──────── Records provided ────────

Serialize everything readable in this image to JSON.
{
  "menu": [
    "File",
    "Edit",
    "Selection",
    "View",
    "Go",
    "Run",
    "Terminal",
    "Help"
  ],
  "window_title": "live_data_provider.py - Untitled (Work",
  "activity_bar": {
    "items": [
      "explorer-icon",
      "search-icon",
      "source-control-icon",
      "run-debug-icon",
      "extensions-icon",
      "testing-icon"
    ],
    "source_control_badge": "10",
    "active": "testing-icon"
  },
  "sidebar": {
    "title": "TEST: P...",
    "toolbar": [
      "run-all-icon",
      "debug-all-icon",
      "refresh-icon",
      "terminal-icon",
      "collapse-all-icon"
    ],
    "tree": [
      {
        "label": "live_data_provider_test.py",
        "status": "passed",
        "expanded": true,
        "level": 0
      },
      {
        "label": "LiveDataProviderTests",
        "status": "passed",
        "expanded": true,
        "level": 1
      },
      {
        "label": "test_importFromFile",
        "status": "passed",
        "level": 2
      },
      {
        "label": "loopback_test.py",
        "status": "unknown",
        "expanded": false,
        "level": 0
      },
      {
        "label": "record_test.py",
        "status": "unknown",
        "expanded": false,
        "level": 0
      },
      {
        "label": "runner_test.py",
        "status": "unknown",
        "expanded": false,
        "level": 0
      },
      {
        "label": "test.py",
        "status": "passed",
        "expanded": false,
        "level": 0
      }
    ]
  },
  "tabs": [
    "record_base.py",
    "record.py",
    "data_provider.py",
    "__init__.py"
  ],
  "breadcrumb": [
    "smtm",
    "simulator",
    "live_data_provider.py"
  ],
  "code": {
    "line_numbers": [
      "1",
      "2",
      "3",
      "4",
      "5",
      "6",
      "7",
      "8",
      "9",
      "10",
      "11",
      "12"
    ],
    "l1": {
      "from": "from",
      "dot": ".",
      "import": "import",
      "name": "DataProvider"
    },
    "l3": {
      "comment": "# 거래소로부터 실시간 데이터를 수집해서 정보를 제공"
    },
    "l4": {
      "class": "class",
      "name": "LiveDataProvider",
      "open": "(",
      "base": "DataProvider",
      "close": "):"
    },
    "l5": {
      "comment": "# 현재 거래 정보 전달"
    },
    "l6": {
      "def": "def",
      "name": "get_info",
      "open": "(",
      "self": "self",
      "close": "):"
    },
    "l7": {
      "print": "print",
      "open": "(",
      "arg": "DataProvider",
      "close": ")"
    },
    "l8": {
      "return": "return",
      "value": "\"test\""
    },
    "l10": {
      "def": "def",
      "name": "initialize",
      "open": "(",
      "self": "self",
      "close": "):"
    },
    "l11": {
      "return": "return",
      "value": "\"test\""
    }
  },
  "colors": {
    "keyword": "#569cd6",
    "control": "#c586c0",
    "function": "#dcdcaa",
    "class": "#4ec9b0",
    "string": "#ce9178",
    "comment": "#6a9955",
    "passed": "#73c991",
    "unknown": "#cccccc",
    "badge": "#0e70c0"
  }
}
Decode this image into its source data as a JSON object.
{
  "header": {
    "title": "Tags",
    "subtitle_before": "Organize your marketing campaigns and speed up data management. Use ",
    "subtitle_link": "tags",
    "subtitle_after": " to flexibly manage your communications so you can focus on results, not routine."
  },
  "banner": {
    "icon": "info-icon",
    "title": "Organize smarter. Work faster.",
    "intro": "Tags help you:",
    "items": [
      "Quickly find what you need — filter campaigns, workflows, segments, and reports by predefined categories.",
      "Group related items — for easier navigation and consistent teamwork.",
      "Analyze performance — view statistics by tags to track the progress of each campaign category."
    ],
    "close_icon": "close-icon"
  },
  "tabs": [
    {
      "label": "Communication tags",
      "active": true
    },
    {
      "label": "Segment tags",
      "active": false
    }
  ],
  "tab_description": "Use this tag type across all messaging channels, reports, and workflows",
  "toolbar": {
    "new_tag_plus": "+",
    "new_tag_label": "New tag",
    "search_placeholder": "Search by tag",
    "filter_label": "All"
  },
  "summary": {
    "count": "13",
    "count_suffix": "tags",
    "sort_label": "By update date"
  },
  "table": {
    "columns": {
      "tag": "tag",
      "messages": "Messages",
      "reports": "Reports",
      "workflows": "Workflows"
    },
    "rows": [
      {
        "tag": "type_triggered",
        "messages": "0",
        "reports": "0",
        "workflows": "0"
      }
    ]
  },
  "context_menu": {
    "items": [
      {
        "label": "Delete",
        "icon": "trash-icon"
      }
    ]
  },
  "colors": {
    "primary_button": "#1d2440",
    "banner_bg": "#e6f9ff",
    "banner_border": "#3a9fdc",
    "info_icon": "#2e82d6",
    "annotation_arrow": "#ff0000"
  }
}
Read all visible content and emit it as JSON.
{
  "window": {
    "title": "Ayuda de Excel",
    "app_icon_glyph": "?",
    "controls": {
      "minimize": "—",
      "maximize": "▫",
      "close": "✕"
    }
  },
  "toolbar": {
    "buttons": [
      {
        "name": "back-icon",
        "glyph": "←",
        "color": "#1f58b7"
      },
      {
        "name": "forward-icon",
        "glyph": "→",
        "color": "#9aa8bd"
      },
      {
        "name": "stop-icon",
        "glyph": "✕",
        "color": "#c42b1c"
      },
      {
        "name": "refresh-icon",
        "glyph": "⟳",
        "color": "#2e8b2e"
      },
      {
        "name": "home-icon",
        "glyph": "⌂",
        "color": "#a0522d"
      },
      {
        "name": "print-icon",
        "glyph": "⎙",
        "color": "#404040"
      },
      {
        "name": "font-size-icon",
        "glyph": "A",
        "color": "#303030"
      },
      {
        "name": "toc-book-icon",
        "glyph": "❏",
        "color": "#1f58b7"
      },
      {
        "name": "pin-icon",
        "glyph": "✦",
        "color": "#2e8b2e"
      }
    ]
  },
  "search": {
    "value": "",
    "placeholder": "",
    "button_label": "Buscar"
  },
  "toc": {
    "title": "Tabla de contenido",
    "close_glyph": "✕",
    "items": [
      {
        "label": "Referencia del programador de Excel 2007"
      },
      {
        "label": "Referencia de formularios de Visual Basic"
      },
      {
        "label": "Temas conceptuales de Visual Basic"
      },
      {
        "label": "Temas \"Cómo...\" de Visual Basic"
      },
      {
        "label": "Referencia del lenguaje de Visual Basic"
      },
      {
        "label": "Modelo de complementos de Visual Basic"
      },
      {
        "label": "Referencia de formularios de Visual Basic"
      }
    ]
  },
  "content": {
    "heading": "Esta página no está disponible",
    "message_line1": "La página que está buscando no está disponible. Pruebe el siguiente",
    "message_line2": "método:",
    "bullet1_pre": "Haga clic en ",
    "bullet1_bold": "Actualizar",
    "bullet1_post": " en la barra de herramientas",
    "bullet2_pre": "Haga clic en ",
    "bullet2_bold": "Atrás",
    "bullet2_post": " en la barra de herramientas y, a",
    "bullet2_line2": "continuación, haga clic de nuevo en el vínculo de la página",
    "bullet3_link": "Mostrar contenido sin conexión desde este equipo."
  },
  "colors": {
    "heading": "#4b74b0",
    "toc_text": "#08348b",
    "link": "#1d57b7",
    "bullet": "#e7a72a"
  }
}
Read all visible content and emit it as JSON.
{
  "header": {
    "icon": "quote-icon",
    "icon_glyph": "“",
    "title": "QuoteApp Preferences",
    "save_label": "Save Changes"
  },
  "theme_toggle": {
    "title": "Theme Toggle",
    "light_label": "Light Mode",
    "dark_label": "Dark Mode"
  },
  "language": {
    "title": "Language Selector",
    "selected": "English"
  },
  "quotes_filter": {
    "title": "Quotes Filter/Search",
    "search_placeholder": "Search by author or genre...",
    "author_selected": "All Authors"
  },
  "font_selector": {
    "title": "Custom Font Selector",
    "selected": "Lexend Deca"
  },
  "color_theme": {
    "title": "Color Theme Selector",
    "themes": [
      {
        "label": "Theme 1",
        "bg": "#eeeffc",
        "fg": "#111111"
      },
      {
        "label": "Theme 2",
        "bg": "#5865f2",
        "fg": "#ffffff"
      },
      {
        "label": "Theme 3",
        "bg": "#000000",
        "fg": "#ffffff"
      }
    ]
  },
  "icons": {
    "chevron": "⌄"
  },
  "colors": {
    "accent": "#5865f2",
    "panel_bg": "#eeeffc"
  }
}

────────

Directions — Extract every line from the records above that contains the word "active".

Solved problem —
    "active": "testing-icon"
      "active": true
      "active": false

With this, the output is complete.